FAIRFIELD — A dispute over a large pile of logs and tree trunks stored on a Southport property is headed to court.

In October, Roberto and Nikki Porzio were issued a cease and desist order for 15 Hulls Highway, a corner property that sits next to Izzo and Sons on the Post Road, and across the street from Organika Kitchen and Garelick & Herbs. The couple, who own Bert’s Tree Service in Westport, purchased the small Cape in February. The house is located in a designed commercial district, and according to zoning officials, the storage of logs and firewood is not a permitted use.

“It’s ridiculous,” Roberto Porzio said. “I know it’s a commercial property. It got a bit disorderly, because I had to put $80,000 to $100,000 worth of work into the house, so there’s been construction going on.”

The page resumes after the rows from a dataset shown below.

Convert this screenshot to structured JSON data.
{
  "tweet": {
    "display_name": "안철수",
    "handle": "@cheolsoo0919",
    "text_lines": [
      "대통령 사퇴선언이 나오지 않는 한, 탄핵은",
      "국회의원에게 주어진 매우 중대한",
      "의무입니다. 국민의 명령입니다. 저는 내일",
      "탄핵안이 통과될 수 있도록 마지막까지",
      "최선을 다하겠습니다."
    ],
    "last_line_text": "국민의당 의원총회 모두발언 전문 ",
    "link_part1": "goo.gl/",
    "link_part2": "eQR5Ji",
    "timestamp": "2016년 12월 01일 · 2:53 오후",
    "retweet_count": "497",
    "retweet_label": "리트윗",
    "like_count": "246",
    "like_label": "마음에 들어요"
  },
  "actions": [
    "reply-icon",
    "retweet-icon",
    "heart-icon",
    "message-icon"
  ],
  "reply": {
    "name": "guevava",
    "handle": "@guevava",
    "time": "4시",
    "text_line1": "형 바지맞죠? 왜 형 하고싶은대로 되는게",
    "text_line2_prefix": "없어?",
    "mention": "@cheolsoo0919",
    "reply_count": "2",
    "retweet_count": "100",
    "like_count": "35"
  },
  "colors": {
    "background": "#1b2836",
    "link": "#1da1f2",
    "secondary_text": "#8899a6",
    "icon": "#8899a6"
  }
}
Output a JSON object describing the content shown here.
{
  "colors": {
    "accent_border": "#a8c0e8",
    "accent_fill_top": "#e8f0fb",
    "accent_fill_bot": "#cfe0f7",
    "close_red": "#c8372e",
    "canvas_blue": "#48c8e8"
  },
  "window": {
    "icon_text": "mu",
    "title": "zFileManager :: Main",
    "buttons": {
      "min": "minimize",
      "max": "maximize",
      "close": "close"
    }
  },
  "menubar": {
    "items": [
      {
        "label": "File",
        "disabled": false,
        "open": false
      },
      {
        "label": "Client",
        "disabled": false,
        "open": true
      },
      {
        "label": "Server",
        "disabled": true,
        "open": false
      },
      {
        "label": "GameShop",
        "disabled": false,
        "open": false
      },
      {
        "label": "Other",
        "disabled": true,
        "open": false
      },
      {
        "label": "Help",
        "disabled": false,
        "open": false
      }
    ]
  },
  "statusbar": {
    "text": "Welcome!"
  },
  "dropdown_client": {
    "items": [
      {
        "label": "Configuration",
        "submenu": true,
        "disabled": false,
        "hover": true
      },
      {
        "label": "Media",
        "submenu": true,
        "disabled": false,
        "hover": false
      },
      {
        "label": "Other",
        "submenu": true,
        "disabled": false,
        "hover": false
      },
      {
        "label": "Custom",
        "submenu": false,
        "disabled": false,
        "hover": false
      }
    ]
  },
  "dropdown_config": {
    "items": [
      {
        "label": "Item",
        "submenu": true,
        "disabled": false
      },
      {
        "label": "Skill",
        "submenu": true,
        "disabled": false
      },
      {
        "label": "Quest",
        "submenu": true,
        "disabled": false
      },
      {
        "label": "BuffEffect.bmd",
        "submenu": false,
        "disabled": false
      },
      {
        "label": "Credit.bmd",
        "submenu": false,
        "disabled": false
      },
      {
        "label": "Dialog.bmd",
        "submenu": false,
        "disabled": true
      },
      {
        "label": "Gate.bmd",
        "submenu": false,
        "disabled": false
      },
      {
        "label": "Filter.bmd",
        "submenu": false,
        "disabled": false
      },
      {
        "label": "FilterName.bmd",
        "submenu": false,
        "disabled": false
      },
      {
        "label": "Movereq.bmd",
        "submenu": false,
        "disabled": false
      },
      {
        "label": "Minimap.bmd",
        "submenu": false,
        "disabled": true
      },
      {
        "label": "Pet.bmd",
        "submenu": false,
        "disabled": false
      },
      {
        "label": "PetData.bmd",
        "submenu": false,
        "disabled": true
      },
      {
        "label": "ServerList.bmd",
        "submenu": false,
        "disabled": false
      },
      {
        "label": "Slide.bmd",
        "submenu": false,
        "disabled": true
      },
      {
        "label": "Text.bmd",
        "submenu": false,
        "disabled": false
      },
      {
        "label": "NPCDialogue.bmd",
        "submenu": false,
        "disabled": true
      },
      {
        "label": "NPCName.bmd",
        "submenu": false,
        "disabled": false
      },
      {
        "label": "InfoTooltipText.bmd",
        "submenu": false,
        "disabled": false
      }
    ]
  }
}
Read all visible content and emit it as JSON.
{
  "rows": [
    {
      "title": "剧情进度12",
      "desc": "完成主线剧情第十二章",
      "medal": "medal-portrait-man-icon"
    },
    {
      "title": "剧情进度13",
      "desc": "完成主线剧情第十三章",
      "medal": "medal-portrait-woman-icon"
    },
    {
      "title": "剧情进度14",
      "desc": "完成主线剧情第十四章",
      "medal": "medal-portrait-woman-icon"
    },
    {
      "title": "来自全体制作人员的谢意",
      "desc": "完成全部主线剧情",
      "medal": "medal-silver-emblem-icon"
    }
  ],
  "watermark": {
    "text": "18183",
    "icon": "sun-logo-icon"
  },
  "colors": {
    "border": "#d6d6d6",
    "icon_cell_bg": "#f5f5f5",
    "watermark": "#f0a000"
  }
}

Porzio said he’d like to be able to sell the wood as pulpwood to paper mills.

“It has to be drained when you sell to a paper mill,” he said. “I’m tired of wood going into the landfill... Now, the town’s breaking my chops.”

He said he often has people who shop at Organika Kitchen, a eatery across the street from Porzio’s property, park in front of his property and he has no problem with it — in fact, he said, he may put down some gravel to give them a place to park.

This isn’t the first time the Porzio’s have gotten into a court case over logs. In 2015, the town of Easton took the couple to court over the stacks of logs at a property they owned on Stepney Road. Eventually, they reached an out of court settlement with the town after convincing them the wood was for personal use by themselves and family members. The settlement also limited the size of the pile, and the hours when wood could be delivered or machinery such as chainsaws used.

The town’s zoning enforcement officer issued a cease and desist order on Oct. 3, which gave the Porzios 30 days to remove the logs. When they failed to comply, a complaint was filed in state Superior Court in Bridgeport on Nov. 17, seeking both a temporary and permanent injunctions and forcing the removal of the logs A court hearing has been scheduled for Dec. 6.

Porzio said he will be at the hearing. “Yeah, I’ll go to court and battle the socialist town I bought a house in,” Porzio said. “What if I add a fireplace to the house? I can’t store firewood?”

Zoning officials said typically, homeowners can store about 3.5 cords of wood on their property. The wood being stored at the Hulls Highway house is not cut to firewood size.

Representative Town Meeting member Michael Herley, R-10, said several of his constituents brought the situation to his attention.

He said the concerns are not only that the log pile, which sits on the Post Road, is an eyesore, “but what, I believe, is a public safety issue. What is to prevent teenagers from climbing on these logs at night? What if someone gets hurt?”

Porzio said he’s been in the business for 20 years and knows how to safely store and stack the logs. The only way they would roll into the Post Road, he said, is if someone deliberately pushed them.

“This property owner needs to treat our neighborhood with respect and comply with this town order immediately for the safety of all who live and drive in this area of Southport,” Herley said.